Final Thoughts

I love drinking tea. I am a millennial who has drunk tea from exotic cultures abroad, and I am in fact the target market that Schultz describes for Teavana's future plans. But I am still very skeptical that hot tea will transform American tea-drinking practices the same way that Starbucks was able to do for coffee. I don't think it'll be easy for Starbucks to convince most Americans to pay a high premium for specialty teas when they're already getting what they want for little money. It'll definitely take a massive and expensive marketing campaign to get Americans to change their tea-drinking ways and until they convince me otherwise, I am just going to continue buying my bagged tea from the supermarket and brew it in my kitchen. If I wanted specialty tea, I'd rather go to an old fashioned tea salon rather than a chain tea shop like Teavana.

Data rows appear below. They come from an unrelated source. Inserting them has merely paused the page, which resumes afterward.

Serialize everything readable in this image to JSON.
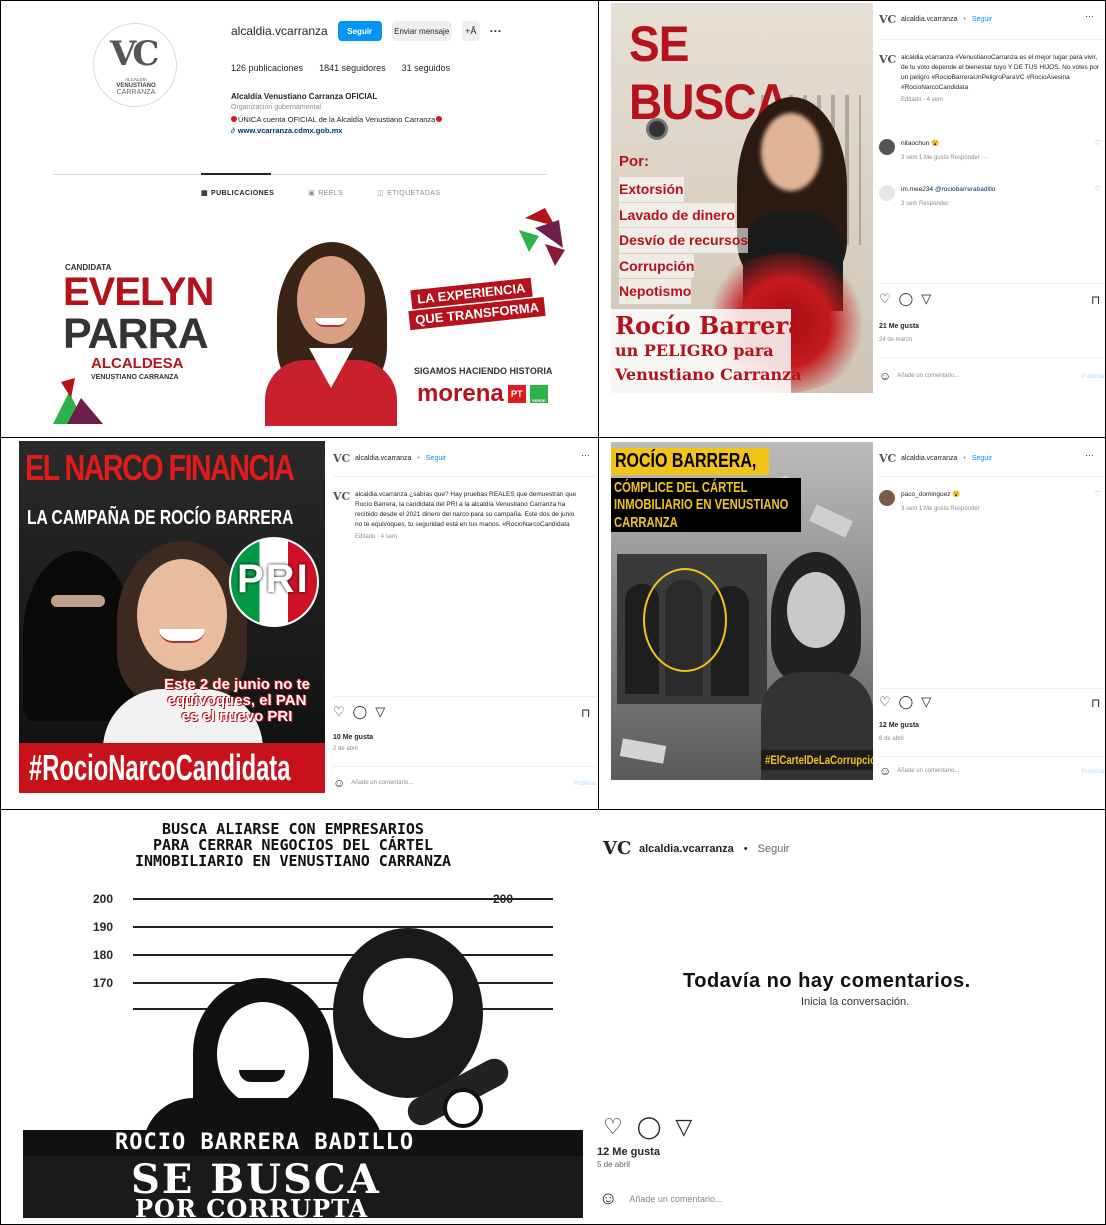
{
  "profile": {
    "username": "alcaldia.vcarranza",
    "follow_label": "Seguir",
    "message_label": "Enviar mensaje",
    "posts": "126 publicaciones",
    "followers": "1841 seguidores",
    "following": "31 seguidos",
    "name": "Alcaldía Venustiano Carranza OFICIAL",
    "category": "Organización gubernamental",
    "bio": "ÚNICA cuenta OFICIAL de la Alcaldía Venustiano Carranza",
    "link": "www.vcarranza.cdmx.gob.mx",
    "logo_lines": [
      "ALCALDÍA",
      "VENUSTIANO",
      "CARRANZA"
    ],
    "tabs": [
      "PUBLICACIONES",
      "REELS",
      "ETIQUETADAS"
    ],
    "banner": {
      "candidata": "CANDIDATA",
      "name1": "EVELYN",
      "name2": "PARRA",
      "role": "ALCALDESA",
      "place": "VENUSTIANO CARRANZA",
      "slogan1": "LA EXPERIENCIA",
      "slogan2": "QUE TRANSFORMA",
      "historia": "SIGAMOS HACIENDO HISTORIA",
      "party": "morena",
      "pt": "PT",
      "verde": "VERDE"
    }
  },
  "post1": {
    "user": "alcaldia.vcarranza",
    "follow": "Seguir",
    "image": {
      "title": "SE BUSCA",
      "por": "Por:",
      "crimes": [
        "Extorsión",
        "Lavado de dinero",
        "Desvío de recursos",
        "Corrupción",
        "Nepotismo"
      ],
      "bottom1": "Rocío Barrera",
      "bottom2": "un PELIGRO para",
      "bottom3": "Venustiano Carranza"
    },
    "caption_user": "alcaldia.vcarranza",
    "caption": "#VenustianoCarranza es el mejor lugar para vivir, de tu voto depende el bienestar tuyo Y DE TUS HIJOS. No votes por un peligro #RocioBarreraUnPeligroParaVC #RocioAsesina #RocioNarcoCandidata",
    "caption_meta": "Editado · 4 sem",
    "comments": [
      {
        "user": "nitaochun",
        "text": "😮",
        "meta": "3 sem   1 Me gusta   Responder   ···"
      },
      {
        "user": "im.mee234",
        "text": "@rociobarrerabadillo",
        "meta": "3 sem   Responder"
      }
    ],
    "likes": "21 Me gusta",
    "date": "24 de marzo",
    "add_comment": "Añade un comentario...",
    "publish": "Publicar"
  },
  "post2": {
    "user": "alcaldia.vcarranza",
    "follow": "Seguir",
    "image": {
      "title": "EL NARCO FINANCIA",
      "subtitle": "LA CAMPAÑA DE ROCÍO BARRERA",
      "pri": "PRI",
      "note1": "Este 2 de junio no te",
      "note2": "equivoques, el PAN",
      "note3": "es el nuevo PRI",
      "hashtag": "#RocioNarcoCandidata"
    },
    "caption_user": "alcaldia.vcarranza",
    "caption": "¿sabías que? Hay pruebas REALES que demuestran que Rocío Barrera, la candidata del PRI a la alcaldía Venustiano Carranza ha recibido desde el 2021 dinero del narco para su campaña. Este dos de junio no te equivoques, tu seguridad está en tus manos. #RocioNarcoCandidata",
    "caption_meta": "Editado · 4 sem",
    "likes": "10 Me gusta",
    "date": "2 de abril",
    "add_comment": "Añade un comentario...",
    "publish": "Publicar"
  },
  "post3": {
    "user": "alcaldia.vcarranza",
    "follow": "Seguir",
    "image": {
      "title1": "ROCÍO BARRERA,",
      "title2": "CÓMPLICE DEL CÁRTEL",
      "title3": "INMOBILIARIO EN VENUSTIANO",
      "title4": "CARRANZA",
      "hashtag": "#ElCartelDeLaCorrupción"
    },
    "comments": [
      {
        "user": "paco_dominguez",
        "text": "😮",
        "meta": "3 sem   1 Me gusta   Responder"
      }
    ],
    "likes": "12 Me gusta",
    "date": "6 de abril",
    "add_comment": "Añade un comentario...",
    "publish": "Publicar"
  },
  "post4": {
    "user": "alcaldia.vcarranza",
    "follow": "Seguir",
    "image": {
      "top1": "BUSCA ALIARSE CON EMPRESARIOS",
      "top2": "PARA CERRAR NEGOCIOS DEL CÁRTEL",
      "top3": "INMOBILIARIO EN VENUSTIANO CARRANZA",
      "heights": [
        "200",
        "190",
        "180",
        "170"
      ],
      "height_right": "200",
      "name": "ROCIO BARRERA BADILLO",
      "wanted": "SE BUSCA",
      "reason": "POR CORRUPTA"
    },
    "no_comments": "Todavía no hay comentarios.",
    "start": "Inicia la conversación.",
    "likes": "12 Me gusta",
    "date": "5 de abril",
    "add_comment": "Añade un comentario..."
  },
  "colors": {
    "instagram_blue": "#0095f6",
    "morena_red": "#b5121b",
    "pri_green": "#009a44",
    "pri_red": "#ce1126",
    "narco_red": "#e11b1b",
    "yellow": "#f2c418"
  }
}
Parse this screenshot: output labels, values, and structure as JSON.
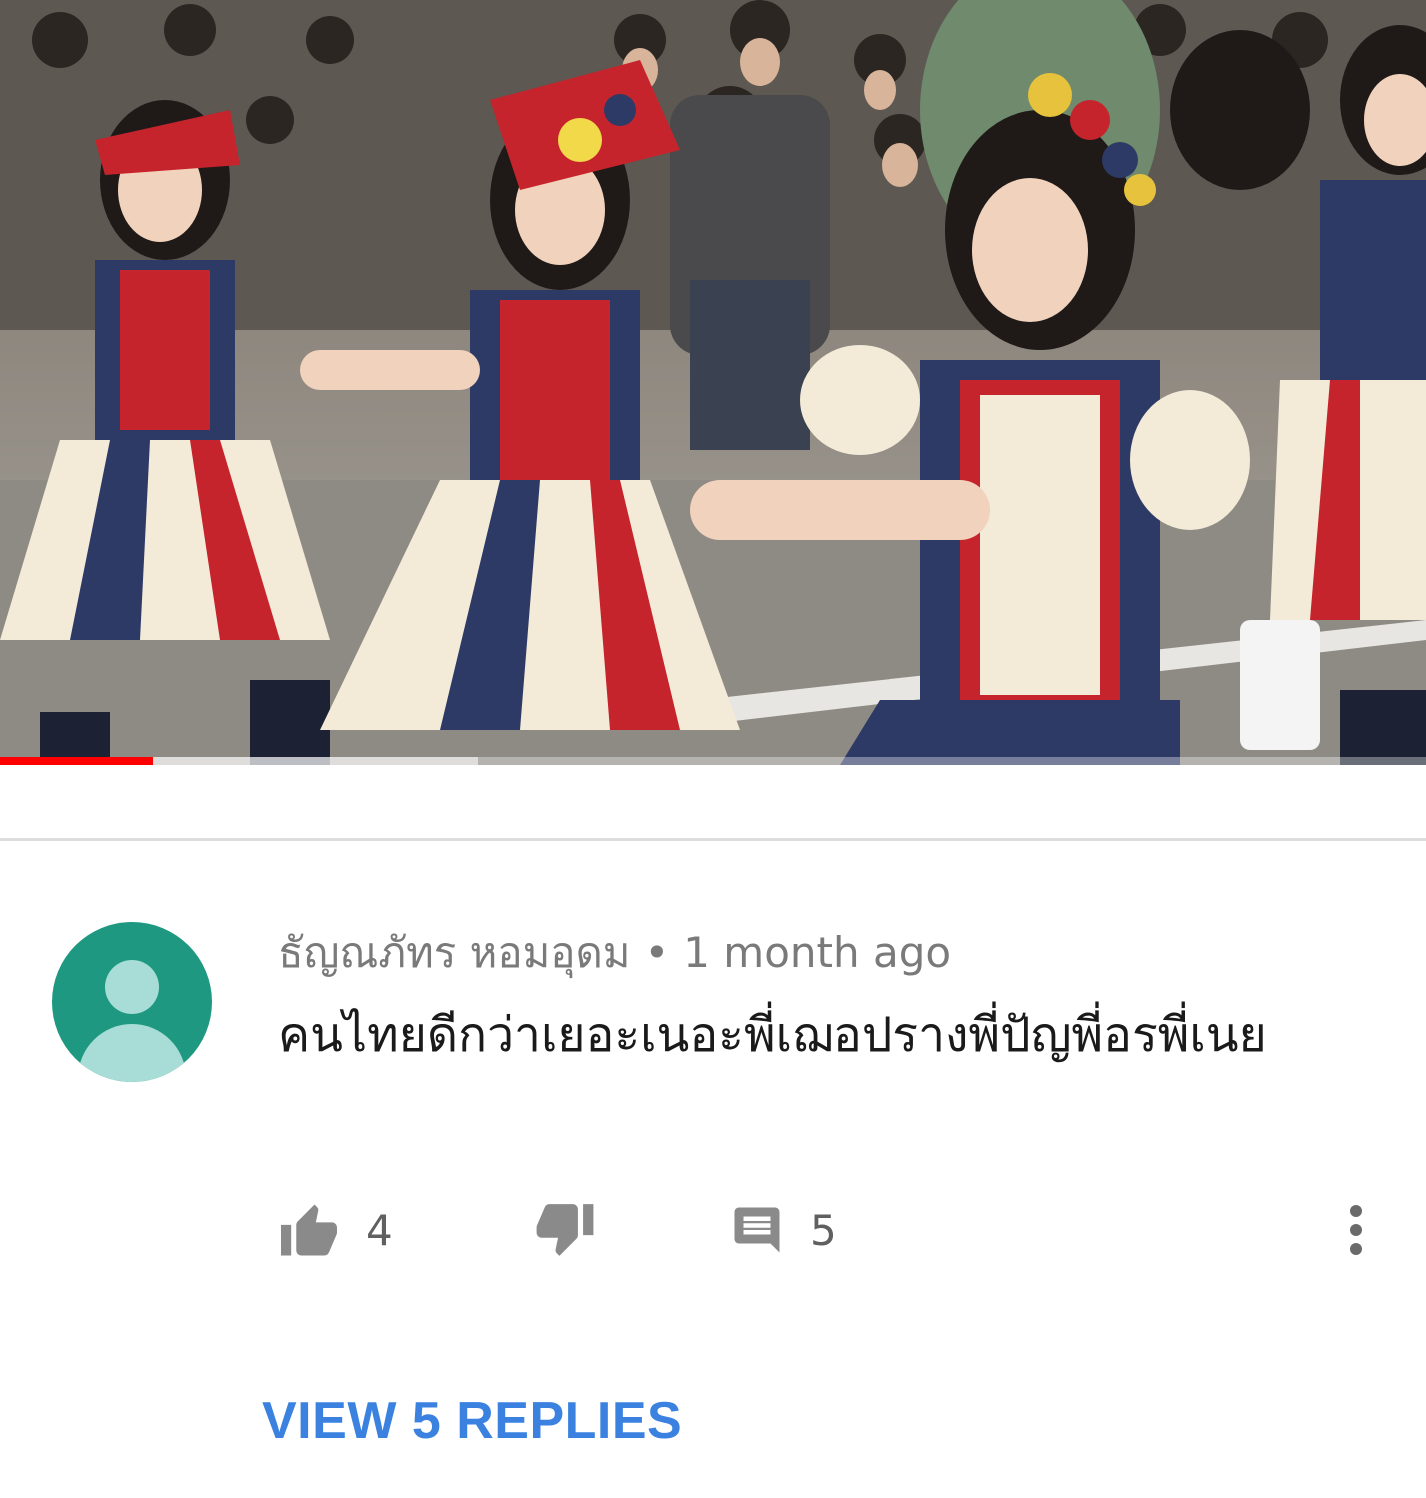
{
  "video": {
    "progress_fraction": 0.107,
    "buffered_fraction": 0.335,
    "accent_color": "#ff0000"
  },
  "comment": {
    "avatar_icon": "default-avatar-icon",
    "avatar_color": "#1e9880",
    "author": "ธัญณภัทร หอมอุดม",
    "separator": "•",
    "time": "1 month ago",
    "text": "คนไทยดีกว่าเยอะเนอะพี่เฌอปรางพี่ปัญพี่อรพี่เนย",
    "likes": "4",
    "replies_count": "5",
    "like_icon": "thumb-up-icon",
    "dislike_icon": "thumb-down-icon",
    "reply_icon": "comment-icon",
    "more_icon": "more-vertical-icon"
  },
  "view_replies_label": "VIEW 5 REPLIES",
  "view_replies_color": "#3b82e0"
}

Disclosure: I have no positions in any stocks mentioned, and no plans to initiate any positions within the next 72 hours. I wrote this article myself, and it expresses my own opinions. I am not receiving compensation for it (other than from Seeking Alpha). I have no business relationship with any company whose stock is mentioned in this article.